Many of the communities we become part of impose standard ideals of how we should be and act. I oppose those kinds of communities, and I consciously look for communities which give one space to be oneself. My parents expected me to embrace the Arabic culture when I was young, but I said that I couldn’t act upon a culture I knew nothing about. It was a sort of teenage rebellion, but I have stuck by this ever since. I have abandoned my cultural identity as an Arab and as male in order to get closer to the essential and the existential within myself. Identities are social constructions. They are chains tying you in certain ways of being and they must be abolished.
I live in a spiritual commune, where, through meditation and therapy practice, we heal and support one another to help us find and accept ourselves as we are, freed from culturally based identities such as gender and ethnicity. To be a spiritual seeker is like breaking out of the chains that you get burdened with by the society. One can say that it is about returning to something which characterises childhood. Children are born innocent, but lose their innocence when they grow up. Part of my quest is to find this state of innocence again.
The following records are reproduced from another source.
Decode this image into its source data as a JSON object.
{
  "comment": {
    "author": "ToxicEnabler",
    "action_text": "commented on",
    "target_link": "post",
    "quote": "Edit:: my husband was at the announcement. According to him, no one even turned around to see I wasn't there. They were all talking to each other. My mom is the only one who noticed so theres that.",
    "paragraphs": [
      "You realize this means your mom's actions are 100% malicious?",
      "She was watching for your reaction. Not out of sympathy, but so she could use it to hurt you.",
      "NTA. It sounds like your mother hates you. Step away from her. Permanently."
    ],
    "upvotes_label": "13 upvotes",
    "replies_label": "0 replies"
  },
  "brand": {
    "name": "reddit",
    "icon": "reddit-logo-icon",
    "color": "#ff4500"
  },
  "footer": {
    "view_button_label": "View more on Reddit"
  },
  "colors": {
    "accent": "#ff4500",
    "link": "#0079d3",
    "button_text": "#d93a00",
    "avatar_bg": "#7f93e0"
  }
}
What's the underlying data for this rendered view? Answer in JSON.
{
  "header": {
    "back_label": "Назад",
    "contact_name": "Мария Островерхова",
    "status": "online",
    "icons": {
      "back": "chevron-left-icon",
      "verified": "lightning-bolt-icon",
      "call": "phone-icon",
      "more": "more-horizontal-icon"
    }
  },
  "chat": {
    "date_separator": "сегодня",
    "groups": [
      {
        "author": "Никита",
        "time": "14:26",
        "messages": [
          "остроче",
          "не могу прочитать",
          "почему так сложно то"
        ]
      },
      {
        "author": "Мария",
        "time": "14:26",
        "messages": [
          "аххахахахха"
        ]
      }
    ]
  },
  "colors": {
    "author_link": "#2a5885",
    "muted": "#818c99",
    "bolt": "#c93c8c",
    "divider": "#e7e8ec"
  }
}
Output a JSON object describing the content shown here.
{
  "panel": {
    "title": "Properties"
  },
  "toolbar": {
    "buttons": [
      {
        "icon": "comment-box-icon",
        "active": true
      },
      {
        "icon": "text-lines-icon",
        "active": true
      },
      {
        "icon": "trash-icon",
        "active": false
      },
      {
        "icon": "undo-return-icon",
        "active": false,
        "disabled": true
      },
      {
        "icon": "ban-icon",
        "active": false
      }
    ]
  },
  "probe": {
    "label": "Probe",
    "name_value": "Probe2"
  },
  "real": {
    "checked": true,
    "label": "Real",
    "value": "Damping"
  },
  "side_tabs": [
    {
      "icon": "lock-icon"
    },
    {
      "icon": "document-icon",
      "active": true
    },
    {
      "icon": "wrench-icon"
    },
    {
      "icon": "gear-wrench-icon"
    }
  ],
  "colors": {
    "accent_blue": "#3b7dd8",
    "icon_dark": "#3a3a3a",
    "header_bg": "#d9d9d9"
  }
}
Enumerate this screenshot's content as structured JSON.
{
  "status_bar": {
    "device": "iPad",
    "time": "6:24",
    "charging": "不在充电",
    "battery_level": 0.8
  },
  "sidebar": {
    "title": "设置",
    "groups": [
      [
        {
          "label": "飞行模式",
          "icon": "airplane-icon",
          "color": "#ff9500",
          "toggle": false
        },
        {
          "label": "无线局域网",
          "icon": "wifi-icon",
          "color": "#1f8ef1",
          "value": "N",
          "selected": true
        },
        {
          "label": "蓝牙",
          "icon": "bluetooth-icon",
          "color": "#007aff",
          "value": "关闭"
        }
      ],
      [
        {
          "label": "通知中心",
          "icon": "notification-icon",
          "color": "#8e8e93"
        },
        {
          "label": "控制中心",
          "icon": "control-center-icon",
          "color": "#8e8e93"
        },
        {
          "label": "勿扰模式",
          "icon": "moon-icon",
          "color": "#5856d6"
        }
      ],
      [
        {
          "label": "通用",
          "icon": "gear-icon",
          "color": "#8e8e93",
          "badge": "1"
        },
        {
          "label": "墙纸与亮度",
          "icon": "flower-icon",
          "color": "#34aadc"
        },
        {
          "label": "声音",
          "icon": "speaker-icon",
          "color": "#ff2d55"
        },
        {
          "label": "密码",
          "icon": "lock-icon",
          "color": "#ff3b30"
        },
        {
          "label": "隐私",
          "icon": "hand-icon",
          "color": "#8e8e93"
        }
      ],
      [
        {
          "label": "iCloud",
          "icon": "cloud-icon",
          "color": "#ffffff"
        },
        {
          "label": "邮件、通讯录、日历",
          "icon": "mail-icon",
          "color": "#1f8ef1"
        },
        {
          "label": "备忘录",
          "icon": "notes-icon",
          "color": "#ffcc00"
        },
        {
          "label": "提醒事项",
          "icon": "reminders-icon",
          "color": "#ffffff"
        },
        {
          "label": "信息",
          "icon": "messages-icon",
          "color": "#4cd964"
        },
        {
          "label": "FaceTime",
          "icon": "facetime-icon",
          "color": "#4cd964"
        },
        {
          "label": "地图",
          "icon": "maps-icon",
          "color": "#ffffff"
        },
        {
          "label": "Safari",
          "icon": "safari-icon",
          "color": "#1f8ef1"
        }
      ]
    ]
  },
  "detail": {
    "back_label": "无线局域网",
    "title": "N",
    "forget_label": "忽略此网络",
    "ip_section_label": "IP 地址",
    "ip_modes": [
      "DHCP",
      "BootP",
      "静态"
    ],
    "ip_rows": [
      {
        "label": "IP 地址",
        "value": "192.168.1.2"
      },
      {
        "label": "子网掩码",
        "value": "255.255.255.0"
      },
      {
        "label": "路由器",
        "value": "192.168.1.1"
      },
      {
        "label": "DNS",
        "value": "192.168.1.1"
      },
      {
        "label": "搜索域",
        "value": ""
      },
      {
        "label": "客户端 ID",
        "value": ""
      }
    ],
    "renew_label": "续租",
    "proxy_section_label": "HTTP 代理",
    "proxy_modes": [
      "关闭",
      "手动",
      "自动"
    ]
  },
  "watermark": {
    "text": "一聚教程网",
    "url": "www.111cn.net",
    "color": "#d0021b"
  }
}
37 years / male / single / pedagogue / Brædstrup/Copenhagen S / from Iraq / came to Denmark in 1993 / residence permit same year